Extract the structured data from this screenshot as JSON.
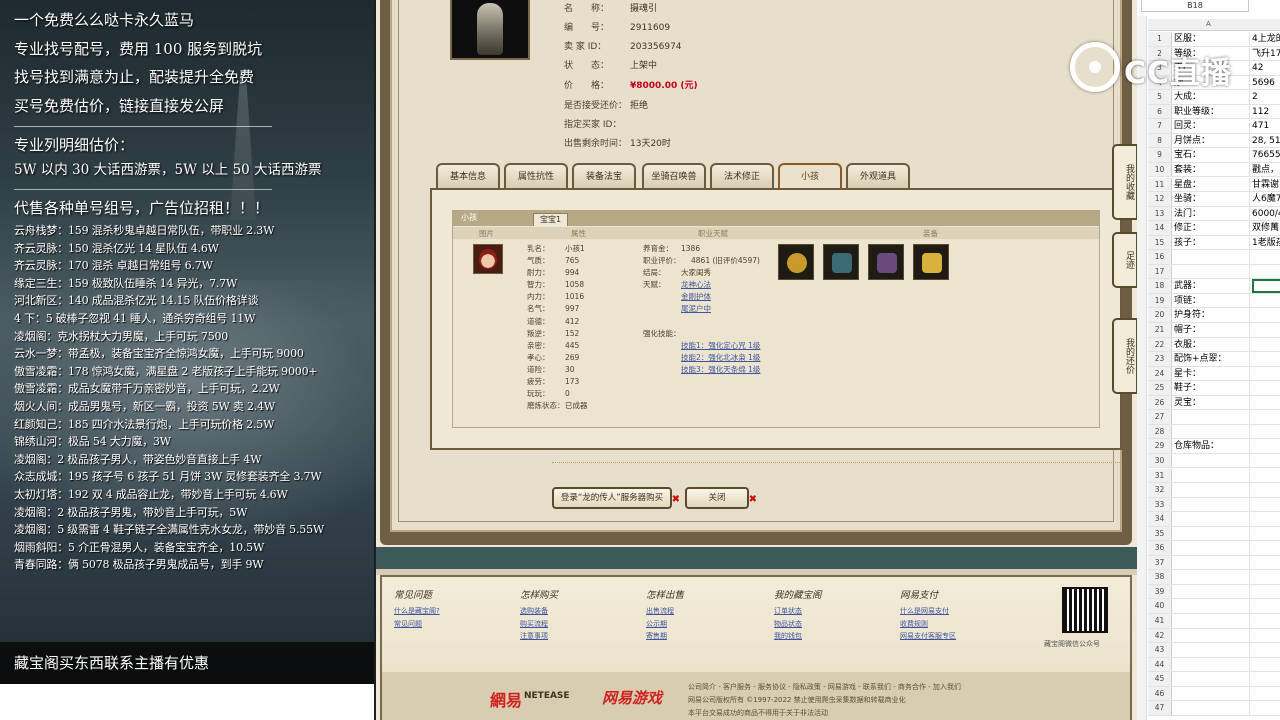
{
  "overlay": {
    "headline": [
      "一个免费么么哒卡永久蓝马",
      "专业找号配号，费用 100 服务到脱坑",
      "找号找到满意为止，配装提升全免费",
      "买号免费估价，链接直接发公屏"
    ],
    "section2": [
      "专业列明细估价：",
      "5W 以内 30 大话西游票，5W 以上 50 大话西游票"
    ],
    "section3": "代售各种单号组号，广告位招租！！！",
    "listings": [
      "云舟栈梦：159 混杀秒鬼卓越日常队伍，带职业 2.3W",
      "齐云灵脉：150 混杀亿光 14 星队伍 4.6W",
      "齐云灵脉：170 混杀 卓越日常组号 6.7W",
      "缘定三生：159 极致队伍睡杀 14 异光，7.7W",
      "河北新区：140 成品混杀亿光 14.15 队伍价格详谈",
      "4 下：5 破棒子忽视 41 睡人，通杀穷奇组号 11W",
      "凌烟阁：克水拐杖大力男魔，上手可玩 7500",
      "云水一梦：带孟极，装备宝宝齐全惊鸿女魔，上手可玩 9000",
      "傲雪凌霜：178 惊鸿女魔，满星盘 2 老版孩子上手能玩 9000+",
      "傲雪凌霜：成品女魔带千万亲密妙音，上手可玩，2.2W",
      "烟火人间：成品男鬼号，新区一霸，投资 5W 卖 2.4W",
      "红颜知己：185 四介水法景行炮，上手可玩价格 2.5W",
      "锦绣山河：极品 54 大力魔，3W",
      "凌烟阁：2 极品孩子男人，带姿色妙音直接上手 4W",
      "众志成城：195 孩子号 6 孩子 51 月饼 3W 灵修套装齐全 3.7W",
      "太初灯塔：192 双 4 成品容止龙，带妙音上手可玩 4.6W",
      "凌烟阁：2 极品孩子男鬼，带妙音上手可玩，5W",
      "凌烟阁：5 级需雷 4 鞋子链子全满属性克水女龙，带妙音 5.55W",
      "烟雨斜阳：5 介正骨混男人，装备宝宝齐全，10.5W",
      "青春同路：俩 5078 极品孩子男鬼成品号，到手 9W"
    ],
    "footer": "藏宝阁买东西联系主播有优惠"
  },
  "item": {
    "rows": [
      {
        "label": "名　　称：",
        "value": "摄魂引"
      },
      {
        "label": "编　　号：",
        "value": "2911609"
      },
      {
        "label": "卖 家  ID：",
        "value": "203356974"
      },
      {
        "label": "状　　态：",
        "value": "上架中"
      },
      {
        "label": "价　　格：",
        "value": "¥8000.00 (元)"
      },
      {
        "label": "是否接受还价：",
        "value": "拒绝"
      },
      {
        "label": "指定买家 ID：",
        "value": ""
      },
      {
        "label": "出售剩余时间：",
        "value": "13天20时"
      }
    ],
    "price_color": "#c0001a"
  },
  "tabs": [
    "基本信息",
    "属性抗性",
    "装备法宝",
    "坐骑召唤兽",
    "法术修正",
    "小孩",
    "外观道具"
  ],
  "active_tab": "小孩",
  "kid": {
    "header": "小孩",
    "sub_tab": "宝宝1",
    "columns": [
      "图片",
      "属性",
      "职业天赋",
      "装备"
    ],
    "stats": [
      {
        "k": "乳名：",
        "v": "小孩1"
      },
      {
        "k": "气质：",
        "v": "765"
      },
      {
        "k": "耐力：",
        "v": "994"
      },
      {
        "k": "智力：",
        "v": "1058"
      },
      {
        "k": "内力：",
        "v": "1016"
      },
      {
        "k": "名气：",
        "v": "997"
      },
      {
        "k": "道德：",
        "v": "412"
      },
      {
        "k": "叛逆：",
        "v": "152"
      },
      {
        "k": "亲密：",
        "v": "445"
      },
      {
        "k": "孝心：",
        "v": "269"
      },
      {
        "k": "道险：",
        "v": "30"
      },
      {
        "k": "疲劳：",
        "v": "173"
      },
      {
        "k": "玩玩：",
        "v": "0"
      },
      {
        "k": "磨炼状态：",
        "v": "已成器"
      }
    ],
    "career": [
      {
        "k": "养育金：",
        "v": "1386"
      },
      {
        "k": "职业评价：",
        "v": "4861 (旧评价4597)"
      },
      {
        "k": "结局：",
        "v": "大家闺秀"
      },
      {
        "k": "天赋：",
        "v": "龙神心法",
        "link": true
      },
      {
        "k": "",
        "v": "金刚护体",
        "link": true
      },
      {
        "k": "",
        "v": "尾泥户中",
        "link": true
      },
      {
        "k": "",
        "v": ""
      },
      {
        "k": "强化技能：",
        "v": ""
      },
      {
        "k": "",
        "v": "技能1：强化定心咒 1级",
        "link": true
      },
      {
        "k": "",
        "v": "技能2：强化北冰枭 1级",
        "link": true
      },
      {
        "k": "",
        "v": "技能3：强化天条绵 1级",
        "link": true
      }
    ]
  },
  "buttons": {
    "login": "登录“龙的传人”服务器购买",
    "close": "关闭",
    "close_mark": "✖"
  },
  "side_tabs": [
    "我的收藏",
    "足迹",
    "我的还价"
  ],
  "footer": {
    "cols": [
      {
        "h": "常见问题",
        "items": [
          "什么是藏宝阁?",
          "常见问题"
        ]
      },
      {
        "h": "怎样购买",
        "items": [
          "选购装备",
          "购买流程",
          "注意事项"
        ]
      },
      {
        "h": "怎样出售",
        "items": [
          "出售流程",
          "公示期",
          "寄售期"
        ]
      },
      {
        "h": "我的藏宝阁",
        "items": [
          "订单状态",
          "物品状态",
          "我的钱包"
        ]
      },
      {
        "h": "网易支付",
        "items": [
          "什么是网易支付",
          "收费规则",
          "网易支付客服专区"
        ]
      }
    ],
    "qr_caption": "藏宝阁微信公众号",
    "brand1": "網易",
    "brand2": "NETEASE",
    "brand3": "网易游戏",
    "copy1": "公司简介 - 客户服务 - 服务协议 - 隐私政策 - 网易游戏 - 联系我们 - 商务合作 - 加入我们",
    "copy2": "网易公司版权所有 ©1997-2022 禁止使用爬虫采集数据和转载商业化",
    "copy3": "本平台交易成功的商品不得用于关于非法活动"
  },
  "sheet": {
    "namebox": "B18",
    "col_a": "A",
    "rows": [
      {
        "n": "1",
        "a": "区服：",
        "b": "4上龙的"
      },
      {
        "n": "2",
        "a": "等级：",
        "b": "飞升17"
      },
      {
        "n": "3",
        "a": "天[",
        "b": "42"
      },
      {
        "n": "4",
        "a": "妙",
        "b": "5696"
      },
      {
        "n": "5",
        "a": "大成：",
        "b": "2"
      },
      {
        "n": "6",
        "a": "职业等级：",
        "b": "112"
      },
      {
        "n": "7",
        "a": "回灵：",
        "b": "471"
      },
      {
        "n": "8",
        "a": "月饼点：",
        "b": "28, 51"
      },
      {
        "n": "9",
        "a": "宝石：",
        "b": "766555"
      },
      {
        "n": "10",
        "a": "套装：",
        "b": "戳点，"
      },
      {
        "n": "11",
        "a": "星盘：",
        "b": "甘霖谢"
      },
      {
        "n": "12",
        "a": "坐骑：",
        "b": "人6魔7"
      },
      {
        "n": "13",
        "a": "法门：",
        "b": "6000/4"
      },
      {
        "n": "14",
        "a": "修正：",
        "b": "双修萬"
      },
      {
        "n": "15",
        "a": "孩子：",
        "b": "1老版孩"
      },
      {
        "n": "16",
        "a": "",
        "b": ""
      },
      {
        "n": "17",
        "a": "",
        "b": ""
      },
      {
        "n": "18",
        "a": "武器：",
        "b": "",
        "sel": true
      },
      {
        "n": "19",
        "a": "项链：",
        "b": ""
      },
      {
        "n": "20",
        "a": "护身符：",
        "b": ""
      },
      {
        "n": "21",
        "a": "帽子：",
        "b": ""
      },
      {
        "n": "22",
        "a": "衣服：",
        "b": ""
      },
      {
        "n": "23",
        "a": "配饰+点翠：",
        "b": ""
      },
      {
        "n": "24",
        "a": "星卡：",
        "b": ""
      },
      {
        "n": "25",
        "a": "鞋子：",
        "b": ""
      },
      {
        "n": "26",
        "a": "灵宝：",
        "b": ""
      },
      {
        "n": "27",
        "a": "",
        "b": ""
      },
      {
        "n": "28",
        "a": "",
        "b": ""
      },
      {
        "n": "29",
        "a": "仓库物品：",
        "b": ""
      },
      {
        "n": "30",
        "a": "",
        "b": ""
      },
      {
        "n": "31",
        "a": "",
        "b": ""
      },
      {
        "n": "32",
        "a": "",
        "b": ""
      },
      {
        "n": "33",
        "a": "",
        "b": ""
      },
      {
        "n": "34",
        "a": "",
        "b": ""
      },
      {
        "n": "35",
        "a": "",
        "b": ""
      },
      {
        "n": "36",
        "a": "",
        "b": ""
      },
      {
        "n": "37",
        "a": "",
        "b": ""
      },
      {
        "n": "38",
        "a": "",
        "b": ""
      },
      {
        "n": "39",
        "a": "",
        "b": ""
      },
      {
        "n": "40",
        "a": "",
        "b": ""
      },
      {
        "n": "41",
        "a": "",
        "b": ""
      },
      {
        "n": "42",
        "a": "",
        "b": ""
      },
      {
        "n": "43",
        "a": "",
        "b": ""
      },
      {
        "n": "44",
        "a": "",
        "b": ""
      },
      {
        "n": "45",
        "a": "",
        "b": ""
      },
      {
        "n": "46",
        "a": "",
        "b": ""
      },
      {
        "n": "47",
        "a": "",
        "b": ""
      }
    ]
  },
  "watermark": "CC直播",
  "icons": {
    "equip": [
      "ring-icon",
      "cloak-icon",
      "scroll-icon",
      "gold-icon"
    ],
    "equip_colors": [
      "#c79a2b",
      "#3a6a74",
      "#6a4a7a",
      "#d8b23a"
    ]
  }
}
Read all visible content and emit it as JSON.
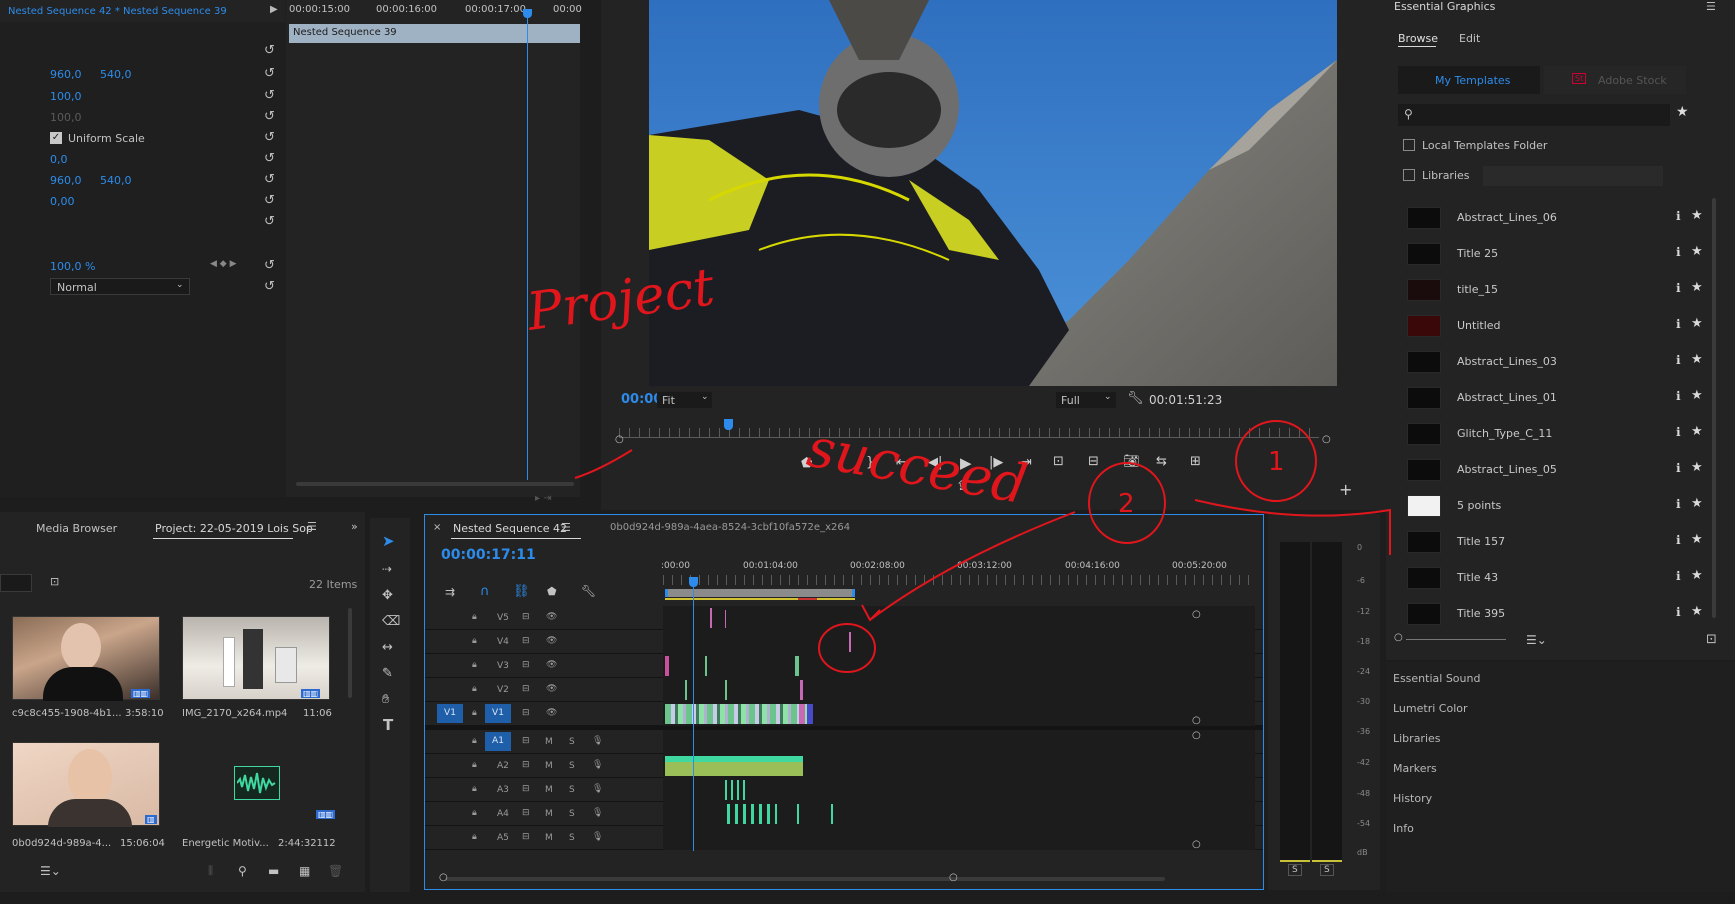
{
  "effect_controls": {
    "title": "Nested Sequence 42 * Nested Sequence 39",
    "timecodes": [
      "00:00:15:00",
      "00:00:16:00",
      "00:00:17:00",
      "00:00"
    ],
    "clip_label": "Nested Sequence 39",
    "position_x": "960,0",
    "position_y": "540,0",
    "scale": "100,0",
    "scale_width": "100,0",
    "uniform_scale": "Uniform Scale",
    "rotation": "0,0",
    "anchor_x": "960,0",
    "anchor_y": "540,0",
    "antiflicker": "0,00",
    "opacity": "100,0 %",
    "blend_mode": "Normal"
  },
  "program_monitor": {
    "timecode": "00:00:17:11",
    "fit": "Fit",
    "quality": "Full",
    "duration": "00:01:51:23"
  },
  "project": {
    "tab_media": "Media Browser",
    "tab_project": "Project: 22-05-2019 Lois Sop",
    "item_count": "22 Items",
    "items": [
      {
        "name": "c9c8c455-1908-4b1...",
        "dur": "3:58:10"
      },
      {
        "name": "IMG_2170_x264.mp4",
        "dur": "11:06"
      },
      {
        "name": "0b0d924d-989a-4...",
        "dur": "15:06:04"
      },
      {
        "name": "Energetic Motiv...",
        "dur": "2:44:32112"
      }
    ]
  },
  "timeline": {
    "tab": "Nested Sequence 42",
    "tab2": "0b0d924d-989a-4aea-8524-3cbf10fa572e_x264",
    "timecode": "00:00:17:11",
    "ruler": [
      ":00:00",
      "00:01:04:00",
      "00:02:08:00",
      "00:03:12:00",
      "00:04:16:00",
      "00:05:20:00"
    ],
    "video_tracks": [
      "V5",
      "V4",
      "V3",
      "V2",
      "V1"
    ],
    "audio_tracks": [
      "A1",
      "A2",
      "A3",
      "A4",
      "A5"
    ],
    "src_v": "V1",
    "src_a": "A1",
    "m": "M",
    "s": "S"
  },
  "meter": {
    "scale": [
      "0",
      "-6",
      "-12",
      "-18",
      "-24",
      "-30",
      "-36",
      "-42",
      "-48",
      "-54",
      "dB"
    ],
    "solo": "S"
  },
  "essential_graphics": {
    "title": "Essential Graphics",
    "tabs": [
      "Browse",
      "Edit"
    ],
    "subtabs": [
      "My Templates",
      "Adobe Stock"
    ],
    "stock_icon": "St",
    "local_folder": "Local Templates Folder",
    "libraries": "Libraries",
    "templates": [
      "Abstract_Lines_06",
      "Title 25",
      "title_15",
      "Untitled",
      "Abstract_Lines_03",
      "Abstract_Lines_01",
      "Glitch_Type_C_11",
      "Abstract_Lines_05",
      "5 points",
      "Title 157",
      "Title 43",
      "Title 395"
    ]
  },
  "side_panels": [
    "Essential Sound",
    "Lumetri Color",
    "Libraries",
    "Markers",
    "History",
    "Info"
  ],
  "annotations": [
    "Project",
    "succeed",
    "1",
    "2"
  ]
}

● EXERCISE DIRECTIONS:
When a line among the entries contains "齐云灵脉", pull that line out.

● RESULT OF THE TASK:
      "齐云灵脉：150 混杀亿光 14 星队伍 4.6W",
      "齐云灵脉：170 混杀 卓越日常组号 6.7W",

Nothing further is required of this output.